Segment Start: DATA UNDER STUDY

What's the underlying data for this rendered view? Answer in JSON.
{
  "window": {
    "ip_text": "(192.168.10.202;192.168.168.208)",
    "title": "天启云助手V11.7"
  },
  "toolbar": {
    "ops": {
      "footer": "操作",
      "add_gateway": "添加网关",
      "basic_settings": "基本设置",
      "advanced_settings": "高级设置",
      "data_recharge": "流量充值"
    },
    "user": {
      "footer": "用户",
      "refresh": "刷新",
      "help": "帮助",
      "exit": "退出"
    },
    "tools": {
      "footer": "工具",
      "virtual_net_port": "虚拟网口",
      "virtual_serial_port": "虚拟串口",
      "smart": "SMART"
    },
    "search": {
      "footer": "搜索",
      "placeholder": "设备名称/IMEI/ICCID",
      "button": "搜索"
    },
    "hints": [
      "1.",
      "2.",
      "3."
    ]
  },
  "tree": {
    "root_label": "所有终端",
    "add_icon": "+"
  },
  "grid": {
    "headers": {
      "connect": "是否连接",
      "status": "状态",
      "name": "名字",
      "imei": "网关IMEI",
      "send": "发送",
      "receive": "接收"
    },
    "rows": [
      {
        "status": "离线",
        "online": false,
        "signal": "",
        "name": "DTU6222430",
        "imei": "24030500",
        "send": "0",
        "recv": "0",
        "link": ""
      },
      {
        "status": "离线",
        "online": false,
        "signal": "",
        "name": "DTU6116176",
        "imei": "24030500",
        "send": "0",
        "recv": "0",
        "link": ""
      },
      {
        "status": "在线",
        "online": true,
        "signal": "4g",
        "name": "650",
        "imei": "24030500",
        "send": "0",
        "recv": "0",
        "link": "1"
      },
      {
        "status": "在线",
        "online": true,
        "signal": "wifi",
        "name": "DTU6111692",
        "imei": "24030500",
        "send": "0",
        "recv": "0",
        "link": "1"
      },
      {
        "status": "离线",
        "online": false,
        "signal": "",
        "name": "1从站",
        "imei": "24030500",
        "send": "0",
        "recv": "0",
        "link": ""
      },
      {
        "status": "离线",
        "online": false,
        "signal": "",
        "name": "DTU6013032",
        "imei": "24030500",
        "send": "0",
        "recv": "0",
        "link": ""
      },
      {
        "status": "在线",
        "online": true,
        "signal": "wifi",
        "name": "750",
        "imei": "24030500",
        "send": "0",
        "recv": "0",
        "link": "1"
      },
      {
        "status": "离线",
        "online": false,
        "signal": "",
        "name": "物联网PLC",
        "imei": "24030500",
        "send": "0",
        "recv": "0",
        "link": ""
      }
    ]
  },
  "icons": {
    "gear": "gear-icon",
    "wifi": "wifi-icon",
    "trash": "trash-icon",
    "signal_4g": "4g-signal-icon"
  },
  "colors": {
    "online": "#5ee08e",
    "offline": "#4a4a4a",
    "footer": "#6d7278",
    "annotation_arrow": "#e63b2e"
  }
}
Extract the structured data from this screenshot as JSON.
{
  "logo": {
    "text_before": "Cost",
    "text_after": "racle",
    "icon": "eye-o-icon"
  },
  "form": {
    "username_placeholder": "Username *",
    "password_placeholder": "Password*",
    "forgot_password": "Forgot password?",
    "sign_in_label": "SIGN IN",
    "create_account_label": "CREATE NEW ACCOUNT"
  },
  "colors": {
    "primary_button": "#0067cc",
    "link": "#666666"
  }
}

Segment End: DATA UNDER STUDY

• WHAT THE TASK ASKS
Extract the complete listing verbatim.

• EXERCISE SOLUTION
What's the underlying data for this rendered view? Answer in JSON.
{
  "window": {
    "ip_text": "(192.168.10.202;192.168.168.208)",
    "title": "天启云助手V11.7"
  },
  "toolbar": {
    "ops": {
      "footer": "操作",
      "add_gateway": "添加网关",
      "basic_settings": "基本设置",
      "advanced_settings": "高级设置",
      "data_recharge": "流量充值"
    },
    "user": {
      "footer": "用户",
      "refresh": "刷新",
      "help": "帮助",
      "exit": "退出"
    },
    "tools": {
      "footer": "工具",
      "virtual_net_port": "虚拟网口",
      "virtual_serial_port": "虚拟串口",
      "smart": "SMART"
    },
    "search": {
      "footer": "搜索",
      "placeholder": "设备名称/IMEI/ICCID",
      "button": "搜索"
    },
    "hints": [
      "1.",
      "2.",
      "3."
    ]
  },
  "tree": {
    "root_label": "所有终端",
    "add_icon": "+"
  },
  "grid": {
    "headers": {
      "connect": "是否连接",
      "status": "状态",
      "name": "名字",
      "imei": "网关IMEI",
      "send": "发送",
      "receive": "接收"
    },
    "rows": [
      {
        "status": "离线",
        "online": false,
        "signal": "",
        "name": "DTU6222430",
        "imei": "24030500",
        "send": "0",
        "recv": "0",
        "link": ""
      },
      {
        "status": "离线",
        "online": false,
        "signal": "",
        "name": "DTU6116176",
        "imei": "24030500",
        "send": "0",
        "recv": "0",
        "link": ""
      },
      {
        "status": "在线",
        "online": true,
        "signal": "4g",
        "name": "650",
        "imei": "24030500",
        "send": "0",
        "recv": "0",
        "link": "1"
      },
      {
        "status": "在线",
        "online": true,
        "signal": "wifi",
        "name": "DTU6111692",
        "imei": "24030500",
        "send": "0",
        "recv": "0",
        "link": "1"
      },
      {
        "status": "离线",
        "online": false,
        "signal": "",
        "name": "1从站",
        "imei": "24030500",
        "send": "0",
        "recv": "0",
        "link": ""
      },
      {
        "status": "离线",
        "online": false,
        "signal": "",
        "name": "DTU6013032",
        "imei": "24030500",
        "send": "0",
        "recv": "0",
        "link": ""
      },
      {
        "status": "在线",
        "online": true,
        "signal": "wifi",
        "name": "750",
        "imei": "24030500",
        "send": "0",
        "recv": "0",
        "link": "1"
      },
      {
        "status": "离线",
        "online": false,
        "signal": "",
        "name": "物联网PLC",
        "imei": "24030500",
        "send": "0",
        "recv": "0",
        "link": ""
      }
    ]
  },
  "icons": {
    "gear": "gear-icon",
    "wifi": "wifi-icon",
    "trash": "trash-icon",
    "signal_4g": "4g-signal-icon"
  },
  "colors": {
    "online": "#5ee08e",
    "offline": "#4a4a4a",
    "footer": "#6d7278",
    "annotation_arrow": "#e63b2e"
  }
}
Extract the structured data from this screenshot as JSON.
{
  "logo": {
    "text_before": "Cost",
    "text_after": "racle",
    "icon": "eye-o-icon"
  },
  "form": {
    "username_placeholder": "Username *",
    "password_placeholder": "Password*",
    "forgot_password": "Forgot password?",
    "sign_in_label": "SIGN IN",
    "create_account_label": "CREATE NEW ACCOUNT"
  },
  "colors": {
    "primary_button": "#0067cc",
    "link": "#666666"
  }
}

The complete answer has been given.